> TASK DATA
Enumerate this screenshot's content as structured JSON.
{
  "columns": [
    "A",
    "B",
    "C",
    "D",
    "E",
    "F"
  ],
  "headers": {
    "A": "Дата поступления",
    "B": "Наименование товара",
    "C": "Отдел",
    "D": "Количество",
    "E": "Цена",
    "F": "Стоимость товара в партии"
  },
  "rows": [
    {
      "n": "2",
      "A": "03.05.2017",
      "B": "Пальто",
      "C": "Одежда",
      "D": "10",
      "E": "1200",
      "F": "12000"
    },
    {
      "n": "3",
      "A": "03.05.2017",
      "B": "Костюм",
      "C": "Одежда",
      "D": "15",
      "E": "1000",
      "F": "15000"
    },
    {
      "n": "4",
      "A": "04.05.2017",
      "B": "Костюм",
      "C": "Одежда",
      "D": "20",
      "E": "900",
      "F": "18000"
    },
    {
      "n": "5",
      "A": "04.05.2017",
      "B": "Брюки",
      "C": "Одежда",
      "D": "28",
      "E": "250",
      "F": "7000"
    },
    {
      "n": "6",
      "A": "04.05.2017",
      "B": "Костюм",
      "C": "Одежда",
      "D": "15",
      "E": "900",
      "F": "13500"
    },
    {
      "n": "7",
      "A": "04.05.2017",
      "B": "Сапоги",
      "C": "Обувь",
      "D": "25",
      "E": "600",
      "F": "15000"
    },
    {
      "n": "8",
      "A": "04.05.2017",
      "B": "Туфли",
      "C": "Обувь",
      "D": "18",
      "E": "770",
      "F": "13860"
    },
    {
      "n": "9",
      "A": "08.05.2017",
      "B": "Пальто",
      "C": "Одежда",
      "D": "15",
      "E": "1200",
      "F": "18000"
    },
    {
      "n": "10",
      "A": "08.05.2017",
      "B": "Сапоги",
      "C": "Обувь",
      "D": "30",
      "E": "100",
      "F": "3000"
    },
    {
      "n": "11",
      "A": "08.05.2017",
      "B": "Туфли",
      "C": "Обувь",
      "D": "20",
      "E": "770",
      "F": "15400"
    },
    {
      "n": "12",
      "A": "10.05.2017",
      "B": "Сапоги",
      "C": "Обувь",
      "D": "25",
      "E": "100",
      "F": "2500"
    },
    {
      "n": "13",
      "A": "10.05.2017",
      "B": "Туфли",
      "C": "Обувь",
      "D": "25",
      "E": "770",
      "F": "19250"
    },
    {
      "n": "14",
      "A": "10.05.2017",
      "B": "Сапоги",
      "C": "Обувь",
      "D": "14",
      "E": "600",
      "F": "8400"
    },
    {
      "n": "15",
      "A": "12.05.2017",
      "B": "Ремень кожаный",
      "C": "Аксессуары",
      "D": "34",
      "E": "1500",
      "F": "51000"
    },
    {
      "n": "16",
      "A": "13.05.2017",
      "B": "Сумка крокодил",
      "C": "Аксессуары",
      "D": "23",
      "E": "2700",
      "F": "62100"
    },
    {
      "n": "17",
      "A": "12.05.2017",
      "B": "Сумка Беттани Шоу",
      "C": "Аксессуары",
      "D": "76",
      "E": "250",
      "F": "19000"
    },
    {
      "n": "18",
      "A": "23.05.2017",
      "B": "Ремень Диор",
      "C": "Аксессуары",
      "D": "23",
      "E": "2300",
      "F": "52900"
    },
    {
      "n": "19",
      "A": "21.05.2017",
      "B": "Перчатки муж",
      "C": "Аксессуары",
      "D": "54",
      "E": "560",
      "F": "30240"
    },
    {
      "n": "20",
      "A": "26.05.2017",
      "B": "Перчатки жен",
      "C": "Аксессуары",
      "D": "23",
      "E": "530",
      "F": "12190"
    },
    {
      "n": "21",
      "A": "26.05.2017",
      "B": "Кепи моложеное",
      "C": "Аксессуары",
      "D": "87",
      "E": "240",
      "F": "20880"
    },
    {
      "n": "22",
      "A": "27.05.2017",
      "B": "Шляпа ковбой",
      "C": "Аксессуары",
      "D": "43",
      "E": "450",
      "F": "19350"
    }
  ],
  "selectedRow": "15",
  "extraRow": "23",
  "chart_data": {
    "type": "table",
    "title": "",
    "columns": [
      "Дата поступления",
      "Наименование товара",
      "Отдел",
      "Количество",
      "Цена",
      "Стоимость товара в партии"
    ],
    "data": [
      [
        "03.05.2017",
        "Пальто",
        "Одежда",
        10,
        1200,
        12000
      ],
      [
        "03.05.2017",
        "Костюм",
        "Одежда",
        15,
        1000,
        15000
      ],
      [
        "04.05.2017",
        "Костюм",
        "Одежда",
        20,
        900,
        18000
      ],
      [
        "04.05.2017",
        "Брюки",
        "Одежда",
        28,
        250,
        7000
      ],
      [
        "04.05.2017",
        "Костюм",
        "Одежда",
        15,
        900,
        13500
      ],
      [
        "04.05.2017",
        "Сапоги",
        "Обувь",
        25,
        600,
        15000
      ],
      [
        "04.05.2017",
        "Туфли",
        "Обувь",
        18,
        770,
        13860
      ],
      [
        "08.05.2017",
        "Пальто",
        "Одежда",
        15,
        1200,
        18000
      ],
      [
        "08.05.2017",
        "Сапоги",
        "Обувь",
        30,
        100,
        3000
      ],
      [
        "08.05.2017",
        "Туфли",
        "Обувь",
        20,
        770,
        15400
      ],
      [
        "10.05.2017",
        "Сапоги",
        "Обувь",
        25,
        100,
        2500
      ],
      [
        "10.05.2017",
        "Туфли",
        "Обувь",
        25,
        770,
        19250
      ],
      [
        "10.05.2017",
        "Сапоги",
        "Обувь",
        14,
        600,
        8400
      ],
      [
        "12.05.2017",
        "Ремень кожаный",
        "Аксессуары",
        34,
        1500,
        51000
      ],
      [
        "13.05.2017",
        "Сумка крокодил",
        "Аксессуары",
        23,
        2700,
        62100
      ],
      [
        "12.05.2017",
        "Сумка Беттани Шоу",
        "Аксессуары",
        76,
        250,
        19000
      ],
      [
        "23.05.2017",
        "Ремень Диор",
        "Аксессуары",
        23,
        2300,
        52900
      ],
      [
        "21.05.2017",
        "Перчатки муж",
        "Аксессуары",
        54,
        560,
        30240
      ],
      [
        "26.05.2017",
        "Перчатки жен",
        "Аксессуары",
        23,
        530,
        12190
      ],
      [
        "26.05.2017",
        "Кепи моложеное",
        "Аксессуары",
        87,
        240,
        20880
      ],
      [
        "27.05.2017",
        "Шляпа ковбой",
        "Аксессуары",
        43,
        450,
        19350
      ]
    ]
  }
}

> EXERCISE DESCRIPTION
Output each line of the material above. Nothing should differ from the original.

> ANSWER FOR THE TASK
Enumerate this screenshot's content as structured JSON.
{
  "columns": [
    "A",
    "B",
    "C",
    "D",
    "E",
    "F"
  ],
  "headers": {
    "A": "Дата поступления",
    "B": "Наименование товара",
    "C": "Отдел",
    "D": "Количество",
    "E": "Цена",
    "F": "Стоимость товара в партии"
  },
  "rows": [
    {
      "n": "2",
      "A": "03.05.2017",
      "B": "Пальто",
      "C": "Одежда",
      "D": "10",
      "E": "1200",
      "F": "12000"
    },
    {
      "n": "3",
      "A": "03.05.2017",
      "B": "Костюм",
      "C": "Одежда",
      "D": "15",
      "E": "1000",
      "F": "15000"
    },
    {
      "n": "4",
      "A": "04.05.2017",
      "B": "Костюм",
      "C": "Одежда",
      "D": "20",
      "E": "900",
      "F": "18000"
    },
    {
      "n": "5",
      "A": "04.05.2017",
      "B": "Брюки",
      "C": "Одежда",
      "D": "28",
      "E": "250",
      "F": "7000"
    },
    {
      "n": "6",
      "A": "04.05.2017",
      "B": "Костюм",
      "C": "Одежда",
      "D": "15",
      "E": "900",
      "F": "13500"
    },
    {
      "n": "7",
      "A": "04.05.2017",
      "B": "Сапоги",
      "C": "Обувь",
      "D": "25",
      "E": "600",
      "F": "15000"
    },
    {
      "n": "8",
      "A": "04.05.2017",
      "B": "Туфли",
      "C": "Обувь",
      "D": "18",
      "E": "770",
      "F": "13860"
    },
    {
      "n": "9",
      "A": "08.05.2017",
      "B": "Пальто",
      "C": "Одежда",
      "D": "15",
      "E": "1200",
      "F": "18000"
    },
    {
      "n": "10",
      "A": "08.05.2017",
      "B": "Сапоги",
      "C": "Обувь",
      "D": "30",
      "E": "100",
      "F": "3000"
    },
    {
      "n": "11",
      "A": "08.05.2017",
      "B": "Туфли",
      "C": "Обувь",
      "D": "20",
      "E": "770",
      "F": "15400"
    },
    {
      "n": "12",
      "A": "10.05.2017",
      "B": "Сапоги",
      "C": "Обувь",
      "D": "25",
      "E": "100",
      "F": "2500"
    },
    {
      "n": "13",
      "A": "10.05.2017",
      "B": "Туфли",
      "C": "Обувь",
      "D": "25",
      "E": "770",
      "F": "19250"
    },
    {
      "n": "14",
      "A": "10.05.2017",
      "B": "Сапоги",
      "C": "Обувь",
      "D": "14",
      "E": "600",
      "F": "8400"
    },
    {
      "n": "15",
      "A": "12.05.2017",
      "B": "Ремень кожаный",
      "C": "Аксессуары",
      "D": "34",
      "E": "1500",
      "F": "51000"
    },
    {
      "n": "16",
      "A": "13.05.2017",
      "B": "Сумка крокодил",
      "C": "Аксессуары",
      "D": "23",
      "E": "2700",
      "F": "62100"
    },
    {
      "n": "17",
      "A": "12.05.2017",
      "B": "Сумка Беттани Шоу",
      "C": "Аксессуары",
      "D": "76",
      "E": "250",
      "F": "19000"
    },
    {
      "n": "18",
      "A": "23.05.2017",
      "B": "Ремень Диор",
      "C": "Аксессуары",
      "D": "23",
      "E": "2300",
      "F": "52900"
    },
    {
      "n": "19",
      "A": "21.05.2017",
      "B": "Перчатки муж",
      "C": "Аксессуары",
      "D": "54",
      "E": "560",
      "F": "30240"
    },
    {
      "n": "20",
      "A": "26.05.2017",
      "B": "Перчатки жен",
      "C": "Аксессуары",
      "D": "23",
      "E": "530",
      "F": "12190"
    },
    {
      "n": "21",
      "A": "26.05.2017",
      "B": "Кепи моложеное",
      "C": "Аксессуары",
      "D": "87",
      "E": "240",
      "F": "20880"
    },
    {
      "n": "22",
      "A": "27.05.2017",
      "B": "Шляпа ковбой",
      "C": "Аксессуары",
      "D": "43",
      "E": "450",
      "F": "19350"
    }
  ],
  "selectedRow": "15",
  "extraRow": "23",
  "chart_data": {
    "type": "table",
    "title": "",
    "columns": [
      "Дата поступления",
      "Наименование товара",
      "Отдел",
      "Количество",
      "Цена",
      "Стоимость товара в партии"
    ],
    "data": [
      [
        "03.05.2017",
        "Пальто",
        "Одежда",
        10,
        1200,
        12000
      ],
      [
        "03.05.2017",
        "Костюм",
        "Одежда",
        15,
        1000,
        15000
      ],
      [
        "04.05.2017",
        "Костюм",
        "Одежда",
        20,
        900,
        18000
      ],
      [
        "04.05.2017",
        "Брюки",
        "Одежда",
        28,
        250,
        7000
      ],
      [
        "04.05.2017",
        "Костюм",
        "Одежда",
        15,
        900,
        13500
      ],
      [
        "04.05.2017",
        "Сапоги",
        "Обувь",
        25,
        600,
        15000
      ],
      [
        "04.05.2017",
        "Туфли",
        "Обувь",
        18,
        770,
        13860
      ],
      [
        "08.05.2017",
        "Пальто",
        "Одежда",
        15,
        1200,
        18000
      ],
      [
        "08.05.2017",
        "Сапоги",
        "Обувь",
        30,
        100,
        3000
      ],
      [
        "08.05.2017",
        "Туфли",
        "Обувь",
        20,
        770,
        15400
      ],
      [
        "10.05.2017",
        "Сапоги",
        "Обувь",
        25,
        100,
        2500
      ],
      [
        "10.05.2017",
        "Туфли",
        "Обувь",
        25,
        770,
        19250
      ],
      [
        "10.05.2017",
        "Сапоги",
        "Обувь",
        14,
        600,
        8400
      ],
      [
        "12.05.2017",
        "Ремень кожаный",
        "Аксессуары",
        34,
        1500,
        51000
      ],
      [
        "13.05.2017",
        "Сумка крокодил",
        "Аксессуары",
        23,
        2700,
        62100
      ],
      [
        "12.05.2017",
        "Сумка Беттани Шоу",
        "Аксессуары",
        76,
        250,
        19000
      ],
      [
        "23.05.2017",
        "Ремень Диор",
        "Аксессуары",
        23,
        2300,
        52900
      ],
      [
        "21.05.2017",
        "Перчатки муж",
        "Аксессуары",
        54,
        560,
        30240
      ],
      [
        "26.05.2017",
        "Перчатки жен",
        "Аксессуары",
        23,
        530,
        12190
      ],
      [
        "26.05.2017",
        "Кепи моложеное",
        "Аксессуары",
        87,
        240,
        20880
      ],
      [
        "27.05.2017",
        "Шляпа ковбой",
        "Аксессуары",
        43,
        450,
        19350
      ]
    ]
  }
}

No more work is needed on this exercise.